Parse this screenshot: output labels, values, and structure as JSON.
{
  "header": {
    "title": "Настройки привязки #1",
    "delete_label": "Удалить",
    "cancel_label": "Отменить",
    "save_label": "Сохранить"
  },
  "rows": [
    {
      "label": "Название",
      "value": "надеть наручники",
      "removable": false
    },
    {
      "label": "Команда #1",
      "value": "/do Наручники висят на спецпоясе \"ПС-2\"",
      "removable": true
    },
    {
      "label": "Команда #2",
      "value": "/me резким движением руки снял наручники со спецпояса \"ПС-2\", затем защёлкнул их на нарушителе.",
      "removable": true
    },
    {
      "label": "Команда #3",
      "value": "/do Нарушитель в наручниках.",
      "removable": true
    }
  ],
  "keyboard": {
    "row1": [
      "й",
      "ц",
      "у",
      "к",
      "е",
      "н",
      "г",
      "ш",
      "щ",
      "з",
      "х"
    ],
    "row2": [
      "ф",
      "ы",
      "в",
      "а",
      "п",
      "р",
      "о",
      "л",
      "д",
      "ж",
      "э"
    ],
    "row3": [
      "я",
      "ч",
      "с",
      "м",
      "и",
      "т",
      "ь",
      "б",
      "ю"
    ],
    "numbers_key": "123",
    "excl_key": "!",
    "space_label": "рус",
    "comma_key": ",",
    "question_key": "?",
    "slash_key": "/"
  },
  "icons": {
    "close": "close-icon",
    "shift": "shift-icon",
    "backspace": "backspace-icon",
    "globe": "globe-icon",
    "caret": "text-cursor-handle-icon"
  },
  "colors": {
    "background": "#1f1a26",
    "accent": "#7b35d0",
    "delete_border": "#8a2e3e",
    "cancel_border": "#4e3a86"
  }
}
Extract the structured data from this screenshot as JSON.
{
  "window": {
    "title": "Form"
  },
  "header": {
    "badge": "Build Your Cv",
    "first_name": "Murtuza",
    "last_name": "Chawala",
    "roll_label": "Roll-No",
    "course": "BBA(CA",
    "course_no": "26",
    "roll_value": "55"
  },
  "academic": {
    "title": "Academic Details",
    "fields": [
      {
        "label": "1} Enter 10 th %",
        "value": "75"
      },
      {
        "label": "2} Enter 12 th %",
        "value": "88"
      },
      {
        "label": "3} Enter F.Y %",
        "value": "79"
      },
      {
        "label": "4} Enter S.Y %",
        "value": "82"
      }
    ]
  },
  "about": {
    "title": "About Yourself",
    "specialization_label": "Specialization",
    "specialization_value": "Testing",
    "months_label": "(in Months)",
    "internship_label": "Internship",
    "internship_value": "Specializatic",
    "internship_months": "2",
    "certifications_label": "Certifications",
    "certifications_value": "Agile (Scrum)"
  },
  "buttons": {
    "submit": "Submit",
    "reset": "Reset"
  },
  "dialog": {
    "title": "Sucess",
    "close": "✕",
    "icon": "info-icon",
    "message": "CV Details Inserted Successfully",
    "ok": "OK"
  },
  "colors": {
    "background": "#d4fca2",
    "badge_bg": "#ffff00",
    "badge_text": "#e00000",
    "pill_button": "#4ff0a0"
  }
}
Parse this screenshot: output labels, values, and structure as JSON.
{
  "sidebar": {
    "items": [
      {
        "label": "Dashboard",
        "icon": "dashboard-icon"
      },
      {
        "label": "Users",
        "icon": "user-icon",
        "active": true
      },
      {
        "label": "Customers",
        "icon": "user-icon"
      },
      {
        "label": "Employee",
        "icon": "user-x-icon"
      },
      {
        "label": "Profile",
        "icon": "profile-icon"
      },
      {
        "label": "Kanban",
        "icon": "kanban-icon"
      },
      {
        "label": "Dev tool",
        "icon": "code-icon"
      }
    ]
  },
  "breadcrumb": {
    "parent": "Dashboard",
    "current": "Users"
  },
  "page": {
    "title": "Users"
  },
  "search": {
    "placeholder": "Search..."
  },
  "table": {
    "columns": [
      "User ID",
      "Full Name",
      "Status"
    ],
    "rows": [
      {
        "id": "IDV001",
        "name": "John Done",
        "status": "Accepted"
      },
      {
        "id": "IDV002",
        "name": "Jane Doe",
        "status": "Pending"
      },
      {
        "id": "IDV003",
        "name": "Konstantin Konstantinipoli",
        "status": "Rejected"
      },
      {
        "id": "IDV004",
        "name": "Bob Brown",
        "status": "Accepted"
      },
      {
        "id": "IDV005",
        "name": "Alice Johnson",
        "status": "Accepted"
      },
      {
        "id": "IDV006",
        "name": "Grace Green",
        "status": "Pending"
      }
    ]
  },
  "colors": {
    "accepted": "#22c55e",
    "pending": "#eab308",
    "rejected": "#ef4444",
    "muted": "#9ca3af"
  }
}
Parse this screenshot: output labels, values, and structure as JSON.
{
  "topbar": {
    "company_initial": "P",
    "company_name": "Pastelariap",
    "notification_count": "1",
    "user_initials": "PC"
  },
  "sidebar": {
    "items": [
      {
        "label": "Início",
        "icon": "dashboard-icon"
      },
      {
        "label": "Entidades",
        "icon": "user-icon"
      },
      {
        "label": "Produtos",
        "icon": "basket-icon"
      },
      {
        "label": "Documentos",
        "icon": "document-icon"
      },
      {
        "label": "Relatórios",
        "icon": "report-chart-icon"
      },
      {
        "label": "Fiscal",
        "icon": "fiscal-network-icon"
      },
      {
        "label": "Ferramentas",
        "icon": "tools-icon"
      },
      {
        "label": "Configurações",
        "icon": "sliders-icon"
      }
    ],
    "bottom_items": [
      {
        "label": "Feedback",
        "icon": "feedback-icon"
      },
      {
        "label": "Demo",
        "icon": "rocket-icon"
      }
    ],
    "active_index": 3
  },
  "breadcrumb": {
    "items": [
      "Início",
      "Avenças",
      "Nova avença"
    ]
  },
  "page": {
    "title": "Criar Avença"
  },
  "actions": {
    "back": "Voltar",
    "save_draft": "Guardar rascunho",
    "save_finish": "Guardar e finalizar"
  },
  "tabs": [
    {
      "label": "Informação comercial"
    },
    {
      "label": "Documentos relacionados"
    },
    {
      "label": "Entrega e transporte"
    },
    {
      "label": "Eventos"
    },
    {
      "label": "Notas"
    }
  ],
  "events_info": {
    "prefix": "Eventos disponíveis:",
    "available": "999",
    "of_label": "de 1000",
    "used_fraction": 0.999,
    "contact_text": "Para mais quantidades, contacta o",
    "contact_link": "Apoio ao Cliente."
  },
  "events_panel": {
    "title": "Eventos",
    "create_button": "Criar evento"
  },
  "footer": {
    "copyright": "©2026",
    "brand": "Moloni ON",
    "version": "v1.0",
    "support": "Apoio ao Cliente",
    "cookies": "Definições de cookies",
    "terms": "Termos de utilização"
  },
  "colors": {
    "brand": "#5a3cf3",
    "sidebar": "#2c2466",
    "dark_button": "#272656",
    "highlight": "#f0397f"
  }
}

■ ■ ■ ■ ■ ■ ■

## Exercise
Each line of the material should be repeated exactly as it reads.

## Solution to this exercise
Parse this screenshot: output labels, values, and structure as JSON.
{
  "header": {
    "title": "Настройки привязки #1",
    "delete_label": "Удалить",
    "cancel_label": "Отменить",
    "save_label": "Сохранить"
  },
  "rows": [
    {
      "label": "Название",
      "value": "надеть наручники",
      "removable": false
    },
    {
      "label": "Команда #1",
      "value": "/do Наручники висят на спецпоясе \"ПС-2\"",
      "removable": true
    },
    {
      "label": "Команда #2",
      "value": "/me резким движением руки снял наручники со спецпояса \"ПС-2\", затем защёлкнул их на нарушителе.",
      "removable": true
    },
    {
      "label": "Команда #3",
      "value": "/do Нарушитель в наручниках.",
      "removable": true
    }
  ],
  "keyboard": {
    "row1": [
      "й",
      "ц",
      "у",
      "к",
      "е",
      "н",
      "г",
      "ш",
      "щ",
      "з",
      "х"
    ],
    "row2": [
      "ф",
      "ы",
      "в",
      "а",
      "п",
      "р",
      "о",
      "л",
      "д",
      "ж",
      "э"
    ],
    "row3": [
      "я",
      "ч",
      "с",
      "м",
      "и",
      "т",
      "ь",
      "б",
      "ю"
    ],
    "numbers_key": "123",
    "excl_key": "!",
    "space_label": "рус",
    "comma_key": ",",
    "question_key": "?",
    "slash_key": "/"
  },
  "icons": {
    "close": "close-icon",
    "shift": "shift-icon",
    "backspace": "backspace-icon",
    "globe": "globe-icon",
    "caret": "text-cursor-handle-icon"
  },
  "colors": {
    "background": "#1f1a26",
    "accent": "#7b35d0",
    "delete_border": "#8a2e3e",
    "cancel_border": "#4e3a86"
  }
}
Extract the structured data from this screenshot as JSON.
{
  "window": {
    "title": "Form"
  },
  "header": {
    "badge": "Build Your Cv",
    "first_name": "Murtuza",
    "last_name": "Chawala",
    "roll_label": "Roll-No",
    "course": "BBA(CA",
    "course_no": "26",
    "roll_value": "55"
  },
  "academic": {
    "title": "Academic Details",
    "fields": [
      {
        "label": "1} Enter 10 th %",
        "value": "75"
      },
      {
        "label": "2} Enter 12 th %",
        "value": "88"
      },
      {
        "label": "3} Enter F.Y %",
        "value": "79"
      },
      {
        "label": "4} Enter S.Y %",
        "value": "82"
      }
    ]
  },
  "about": {
    "title": "About Yourself",
    "specialization_label": "Specialization",
    "specialization_value": "Testing",
    "months_label": "(in Months)",
    "internship_label": "Internship",
    "internship_value": "Specializatic",
    "internship_months": "2",
    "certifications_label": "Certifications",
    "certifications_value": "Agile (Scrum)"
  },
  "buttons": {
    "submit": "Submit",
    "reset": "Reset"
  },
  "dialog": {
    "title": "Sucess",
    "close": "✕",
    "icon": "info-icon",
    "message": "CV Details Inserted Successfully",
    "ok": "OK"
  },
  "colors": {
    "background": "#d4fca2",
    "badge_bg": "#ffff00",
    "badge_text": "#e00000",
    "pill_button": "#4ff0a0"
  }
}
Parse this screenshot: output labels, values, and structure as JSON.
{
  "sidebar": {
    "items": [
      {
        "label": "Dashboard",
        "icon": "dashboard-icon"
      },
      {
        "label": "Users",
        "icon": "user-icon",
        "active": true
      },
      {
        "label": "Customers",
        "icon": "user-icon"
      },
      {
        "label": "Employee",
        "icon": "user-x-icon"
      },
      {
        "label": "Profile",
        "icon": "profile-icon"
      },
      {
        "label": "Kanban",
        "icon": "kanban-icon"
      },
      {
        "label": "Dev tool",
        "icon": "code-icon"
      }
    ]
  },
  "breadcrumb": {
    "parent": "Dashboard",
    "current": "Users"
  },
  "page": {
    "title": "Users"
  },
  "search": {
    "placeholder": "Search..."
  },
  "table": {
    "columns": [
      "User ID",
      "Full Name",
      "Status"
    ],
    "rows": [
      {
        "id": "IDV001",
        "name": "John Done",
        "status": "Accepted"
      },
      {
        "id": "IDV002",
        "name": "Jane Doe",
        "status": "Pending"
      },
      {
        "id": "IDV003",
        "name": "Konstantin Konstantinipoli",
        "status": "Rejected"
      },
      {
        "id": "IDV004",
        "name": "Bob Brown",
        "status": "Accepted"
      },
      {
        "id": "IDV005",
        "name": "Alice Johnson",
        "status": "Accepted"
      },
      {
        "id": "IDV006",
        "name": "Grace Green",
        "status": "Pending"
      }
    ]
  },
  "colors": {
    "accepted": "#22c55e",
    "pending": "#eab308",
    "rejected": "#ef4444",
    "muted": "#9ca3af"
  }
}
Parse this screenshot: output labels, values, and structure as JSON.
{
  "topbar": {
    "company_initial": "P",
    "company_name": "Pastelariap",
    "notification_count": "1",
    "user_initials": "PC"
  },
  "sidebar": {
    "items": [
      {
        "label": "Início",
        "icon": "dashboard-icon"
      },
      {
        "label": "Entidades",
        "icon": "user-icon"
      },
      {
        "label": "Produtos",
        "icon": "basket-icon"
      },
      {
        "label": "Documentos",
        "icon": "document-icon"
      },
      {
        "label": "Relatórios",
        "icon": "report-chart-icon"
      },
      {
        "label": "Fiscal",
        "icon": "fiscal-network-icon"
      },
      {
        "label": "Ferramentas",
        "icon": "tools-icon"
      },
      {
        "label": "Configurações",
        "icon": "sliders-icon"
      }
    ],
    "bottom_items": [
      {
        "label": "Feedback",
        "icon": "feedback-icon"
      },
      {
        "label": "Demo",
        "icon": "rocket-icon"
      }
    ],
    "active_index": 3
  },
  "breadcrumb": {
    "items": [
      "Início",
      "Avenças",
      "Nova avença"
    ]
  },
  "page": {
    "title": "Criar Avença"
  },
  "actions": {
    "back": "Voltar",
    "save_draft": "Guardar rascunho",
    "save_finish": "Guardar e finalizar"
  },
  "tabs": [
    {
      "label": "Informação comercial"
    },
    {
      "label": "Documentos relacionados"
    },
    {
      "label": "Entrega e transporte"
    },
    {
      "label": "Eventos"
    },
    {
      "label": "Notas"
    }
  ],
  "events_info": {
    "prefix": "Eventos disponíveis:",
    "available": "999",
    "of_label": "de 1000",
    "used_fraction": 0.999,
    "contact_text": "Para mais quantidades, contacta o",
    "contact_link": "Apoio ao Cliente."
  },
  "events_panel": {
    "title": "Eventos",
    "create_button": "Criar evento"
  },
  "footer": {
    "copyright": "©2026",
    "brand": "Moloni ON",
    "version": "v1.0",
    "support": "Apoio ao Cliente",
    "cookies": "Definições de cookies",
    "terms": "Termos de utilização"
  },
  "colors": {
    "brand": "#5a3cf3",
    "sidebar": "#2c2466",
    "dark_button": "#272656",
    "highlight": "#f0397f"
  }
}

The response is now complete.